RATING: 3 Keys RESULT: Win REMAINING: 12:47
Escapology’s cyber-themed room feels “hacked” together, but still surpasses our expectations for the venue.
If you haven’t heard the name “Nitr0”, you haven’t been watching the news. Described as the world’s greatest hacker, Nitr0 has threatened the FBI with a virus that will drain millions of bank accounts of over $75 billion.
As the Cyber Crime Unit’s newest member, Alex Vargas, you’ve determined that the best way to a promotion is by catching Nitr0. Lucky for you, an anonymous tip comes in that Nitr0 has an apartment in Cambridge.
When you enter, however, the door locks behind you and you hear the static of a television screen coming to life. Nitr0 himself sent in the tip, trapping you in the apartment so that you’ll take the fall for the greatest cyber crime of all time! You only have 60 minutes before the FBI tracks everything to you in the apartment. Your only hope is to find the kill code for the virus and escape within the hour!
While the story works well on paper, I couldn’t help but wonder why Nitr0 so conveniently left me a trail of clues leading to his own kill code. How incredibly nice of him, albeit poorly thought through.
For a brilliant hacker, Nitr0’s apartment comes off more like a messy college dorm, complete with bean bag chairs and food left out on the living room table. While this type of scenery might be appropriate for the story, it felt rather lazy.
Coming into the game I expected to eventually come to a secret techie lair of some sort and was sorely disappointed. As we moved from room to room, it all felt a little too familiar: I was back in my college years living with a roommate who also happened to double as a complete and total slob.
The only thing that stood out in the decorum was the countdown timer. As the minutes ticked down, Nitr0 would occasionally make video appearances on the screen, taunting my team by reminding us of how little time we had left. These frequent interruptions were wonderful and I was often torn whether to continue working on whatever puzzle was in my hands or stop and listen to Nitr0’s updates on the FBI’s progress. I’d never seen this type of immersion through the countdown timer… and I would love to see more of it! I give major props to whoever came up with this.
Unfortunately, the most original puzzle of TH3 C0D3 was one that didn’t actually exist (let’s just say that you should make sure your actors aren’t randomly emphasizing the words “ate”, “to” and “for” when recording videos).
Every puzzle I actually encountered was ‘standard practice’. While most everything certainly fit the theme of a college-student-turned-notorious-hacker, they were things I had already seen before elsewhere, minus one nice flashy-gizmo type puzzle that is pretty cool, if it decides to work.
More memorable than anything were the solutions, which–without giving anything away–gave me a good laugh on more than one occasion.
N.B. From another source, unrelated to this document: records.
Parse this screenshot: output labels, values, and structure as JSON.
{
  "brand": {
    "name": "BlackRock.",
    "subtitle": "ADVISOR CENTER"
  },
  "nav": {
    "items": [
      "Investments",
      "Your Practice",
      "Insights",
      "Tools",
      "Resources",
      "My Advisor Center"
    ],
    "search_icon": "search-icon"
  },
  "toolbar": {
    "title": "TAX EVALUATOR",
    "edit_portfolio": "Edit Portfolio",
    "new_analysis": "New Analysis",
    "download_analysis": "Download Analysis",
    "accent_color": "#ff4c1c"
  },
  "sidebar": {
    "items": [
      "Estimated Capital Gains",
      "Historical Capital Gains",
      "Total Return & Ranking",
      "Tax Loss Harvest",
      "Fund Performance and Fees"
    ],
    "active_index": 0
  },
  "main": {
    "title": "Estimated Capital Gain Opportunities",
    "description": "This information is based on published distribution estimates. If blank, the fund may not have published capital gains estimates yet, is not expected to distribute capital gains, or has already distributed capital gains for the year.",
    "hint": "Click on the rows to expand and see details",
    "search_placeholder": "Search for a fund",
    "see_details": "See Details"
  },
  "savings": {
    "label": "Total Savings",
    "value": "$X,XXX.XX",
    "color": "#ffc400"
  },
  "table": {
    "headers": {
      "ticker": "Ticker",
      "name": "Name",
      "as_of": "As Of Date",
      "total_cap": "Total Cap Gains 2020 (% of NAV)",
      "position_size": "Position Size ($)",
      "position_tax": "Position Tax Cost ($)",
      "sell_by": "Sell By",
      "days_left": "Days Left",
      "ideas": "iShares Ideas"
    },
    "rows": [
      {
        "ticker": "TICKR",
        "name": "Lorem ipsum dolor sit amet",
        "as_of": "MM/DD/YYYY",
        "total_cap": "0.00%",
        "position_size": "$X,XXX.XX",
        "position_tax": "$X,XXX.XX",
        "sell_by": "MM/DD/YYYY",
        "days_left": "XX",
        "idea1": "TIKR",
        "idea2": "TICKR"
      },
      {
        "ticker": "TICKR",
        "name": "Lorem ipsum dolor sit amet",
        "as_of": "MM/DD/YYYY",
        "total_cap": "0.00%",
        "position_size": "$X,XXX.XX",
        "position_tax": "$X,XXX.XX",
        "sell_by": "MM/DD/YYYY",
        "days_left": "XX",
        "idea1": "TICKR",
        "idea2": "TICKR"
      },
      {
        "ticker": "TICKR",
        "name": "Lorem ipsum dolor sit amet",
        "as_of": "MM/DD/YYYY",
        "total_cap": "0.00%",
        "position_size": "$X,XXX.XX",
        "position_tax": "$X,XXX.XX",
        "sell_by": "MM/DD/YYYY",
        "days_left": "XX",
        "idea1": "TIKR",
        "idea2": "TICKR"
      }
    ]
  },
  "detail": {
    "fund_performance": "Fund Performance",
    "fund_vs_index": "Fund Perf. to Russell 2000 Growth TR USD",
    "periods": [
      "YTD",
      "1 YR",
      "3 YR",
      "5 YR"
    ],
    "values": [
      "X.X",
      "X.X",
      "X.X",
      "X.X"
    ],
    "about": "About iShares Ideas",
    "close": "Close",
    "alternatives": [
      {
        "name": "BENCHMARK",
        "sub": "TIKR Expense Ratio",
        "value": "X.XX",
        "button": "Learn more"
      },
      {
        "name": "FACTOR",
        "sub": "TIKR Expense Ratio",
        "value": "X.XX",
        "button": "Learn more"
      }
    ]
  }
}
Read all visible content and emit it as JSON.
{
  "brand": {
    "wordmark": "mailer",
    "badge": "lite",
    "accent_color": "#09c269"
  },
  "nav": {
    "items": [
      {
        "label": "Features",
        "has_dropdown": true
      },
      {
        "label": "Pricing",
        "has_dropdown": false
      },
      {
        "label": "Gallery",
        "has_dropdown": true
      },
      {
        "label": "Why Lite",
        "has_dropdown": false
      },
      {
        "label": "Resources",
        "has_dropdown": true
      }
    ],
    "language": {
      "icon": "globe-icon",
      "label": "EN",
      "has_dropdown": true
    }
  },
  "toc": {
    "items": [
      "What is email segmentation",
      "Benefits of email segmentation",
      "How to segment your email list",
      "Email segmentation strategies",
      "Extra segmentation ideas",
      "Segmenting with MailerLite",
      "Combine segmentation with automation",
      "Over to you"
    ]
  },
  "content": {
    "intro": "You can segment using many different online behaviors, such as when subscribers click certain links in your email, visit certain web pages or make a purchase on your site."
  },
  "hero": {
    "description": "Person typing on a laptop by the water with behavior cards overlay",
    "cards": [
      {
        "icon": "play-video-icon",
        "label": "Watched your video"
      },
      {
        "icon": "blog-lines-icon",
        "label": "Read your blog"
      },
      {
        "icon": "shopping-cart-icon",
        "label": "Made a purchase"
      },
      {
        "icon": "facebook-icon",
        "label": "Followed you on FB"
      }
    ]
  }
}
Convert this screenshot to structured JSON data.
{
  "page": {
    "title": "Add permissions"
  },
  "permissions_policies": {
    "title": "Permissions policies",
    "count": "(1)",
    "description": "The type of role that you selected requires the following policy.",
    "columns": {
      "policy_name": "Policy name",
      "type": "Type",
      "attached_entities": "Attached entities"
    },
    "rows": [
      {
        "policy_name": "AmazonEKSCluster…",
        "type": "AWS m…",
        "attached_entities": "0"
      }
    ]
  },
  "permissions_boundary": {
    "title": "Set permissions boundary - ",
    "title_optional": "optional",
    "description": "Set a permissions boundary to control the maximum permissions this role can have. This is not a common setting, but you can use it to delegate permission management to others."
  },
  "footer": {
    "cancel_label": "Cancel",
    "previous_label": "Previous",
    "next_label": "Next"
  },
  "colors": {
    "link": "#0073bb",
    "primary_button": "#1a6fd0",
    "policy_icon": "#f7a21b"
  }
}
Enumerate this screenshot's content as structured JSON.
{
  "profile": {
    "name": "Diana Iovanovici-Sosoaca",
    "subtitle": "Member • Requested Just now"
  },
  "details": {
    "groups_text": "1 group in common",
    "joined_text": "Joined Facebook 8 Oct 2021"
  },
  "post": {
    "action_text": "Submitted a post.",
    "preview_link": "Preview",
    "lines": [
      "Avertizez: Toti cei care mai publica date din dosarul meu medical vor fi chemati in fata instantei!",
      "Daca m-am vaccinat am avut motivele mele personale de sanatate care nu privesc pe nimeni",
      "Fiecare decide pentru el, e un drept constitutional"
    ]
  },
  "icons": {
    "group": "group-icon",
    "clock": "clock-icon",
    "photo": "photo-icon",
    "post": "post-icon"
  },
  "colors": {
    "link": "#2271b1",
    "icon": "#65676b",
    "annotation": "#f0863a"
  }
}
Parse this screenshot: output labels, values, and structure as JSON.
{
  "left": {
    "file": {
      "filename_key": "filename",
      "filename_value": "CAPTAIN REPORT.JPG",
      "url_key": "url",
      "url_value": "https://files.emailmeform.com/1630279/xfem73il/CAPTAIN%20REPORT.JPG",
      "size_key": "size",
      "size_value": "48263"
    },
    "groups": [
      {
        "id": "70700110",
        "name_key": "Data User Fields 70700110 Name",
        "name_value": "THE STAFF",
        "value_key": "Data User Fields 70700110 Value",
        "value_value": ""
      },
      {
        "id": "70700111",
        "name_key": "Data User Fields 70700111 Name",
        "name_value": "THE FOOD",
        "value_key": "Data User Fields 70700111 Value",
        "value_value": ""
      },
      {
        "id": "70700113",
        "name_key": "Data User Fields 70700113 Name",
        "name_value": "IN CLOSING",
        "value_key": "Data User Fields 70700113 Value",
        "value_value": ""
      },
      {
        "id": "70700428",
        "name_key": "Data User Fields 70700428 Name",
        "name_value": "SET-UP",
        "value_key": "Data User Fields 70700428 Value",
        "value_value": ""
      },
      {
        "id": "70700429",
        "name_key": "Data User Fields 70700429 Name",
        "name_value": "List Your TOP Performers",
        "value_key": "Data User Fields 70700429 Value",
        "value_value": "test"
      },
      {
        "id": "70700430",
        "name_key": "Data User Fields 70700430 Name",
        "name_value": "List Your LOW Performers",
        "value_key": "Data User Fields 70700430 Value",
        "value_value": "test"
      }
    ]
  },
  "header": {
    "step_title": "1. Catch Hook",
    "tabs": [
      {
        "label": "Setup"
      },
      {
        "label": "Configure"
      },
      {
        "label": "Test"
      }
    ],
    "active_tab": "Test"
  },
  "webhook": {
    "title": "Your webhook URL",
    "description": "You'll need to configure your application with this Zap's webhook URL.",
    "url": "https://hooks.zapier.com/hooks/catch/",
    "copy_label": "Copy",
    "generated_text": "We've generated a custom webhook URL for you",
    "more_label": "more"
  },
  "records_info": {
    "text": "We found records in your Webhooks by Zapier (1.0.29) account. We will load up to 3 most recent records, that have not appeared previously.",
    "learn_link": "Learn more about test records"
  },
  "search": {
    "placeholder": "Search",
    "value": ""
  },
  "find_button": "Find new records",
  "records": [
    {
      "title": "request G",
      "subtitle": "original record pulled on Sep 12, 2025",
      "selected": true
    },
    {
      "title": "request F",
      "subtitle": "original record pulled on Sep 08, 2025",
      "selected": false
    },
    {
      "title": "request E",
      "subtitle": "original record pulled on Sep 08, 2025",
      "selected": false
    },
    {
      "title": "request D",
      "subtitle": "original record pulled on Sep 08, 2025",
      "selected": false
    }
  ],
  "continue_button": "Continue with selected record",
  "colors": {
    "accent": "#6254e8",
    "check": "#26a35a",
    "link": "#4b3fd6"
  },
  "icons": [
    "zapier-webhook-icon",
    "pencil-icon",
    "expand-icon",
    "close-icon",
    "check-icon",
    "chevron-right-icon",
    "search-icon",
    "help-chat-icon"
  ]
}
Thanks, game writer who shares my sense of geek humor!
Unfortunately, being a recycled room, TH3 C0D3 has some remnants of a past game that come back to haunt its players. Fun fact: UV ink bleeds through acrylic paint, no matter how many layers you try and put over it. Now, you would figure that a game designer would either omit any blacklight puzzles altogether or simply reuse the same UV scribbles on the wall, but that is sadly not the case here. Instead, I was told that the winding paths to dead ends on the wall I spent ten minutes following was a “red herring” – when in actuality they were merely a poorly handled oversight remaining from the previous game.
Attach the blacklight to the wall to limit its range, or remove it entirely. In all honesty, I don’t care what you do with it, but please don’t insult me by pretending that it’s meant to be there.
TH3 C0D3 is definitely among my favorite games at Escapology. Some may beat it out in the puzzle aspect, but this one is pretty high up there. The story flows very well through the whole experience. While not a “must-see” in the Orlando area per say, TH3 C0D3 still stands out as one of Escapology’s more solid escape rooms.
The feeling of urgency in the room is real, increasing every time Nitr0 takes over the screen to tell you just how close you are to taking the fall for his heist. It was always difficult to decide whether to continue working on a task or stop to watch these interruptions. It was a very fun added element, and one that I hope Escapology–and other Escape Room venues–employ in the future!
What it all comes down to is simply wanting more. To see an escape room giant like Escapology create a room themed around a hacker that fails to incorporate much technology at all is disappointing. There were many puzzles and other opportunities for technology to be used instead of a regular padlock, yet they simply weren’t.
Here’s hoping Escapology has time to “rec0de” this game, because it certainly could stand out as their best with a little added effort.
Location: Orlando, Florida
Number of Games: 7
GAME SPECIFIC INFORMATION:
Duration: 60 minutes
Capacity: 6 people
Group Type: Private (if selected) / You will not be paired with strangers.
Cost: $30 per person (minimum 2)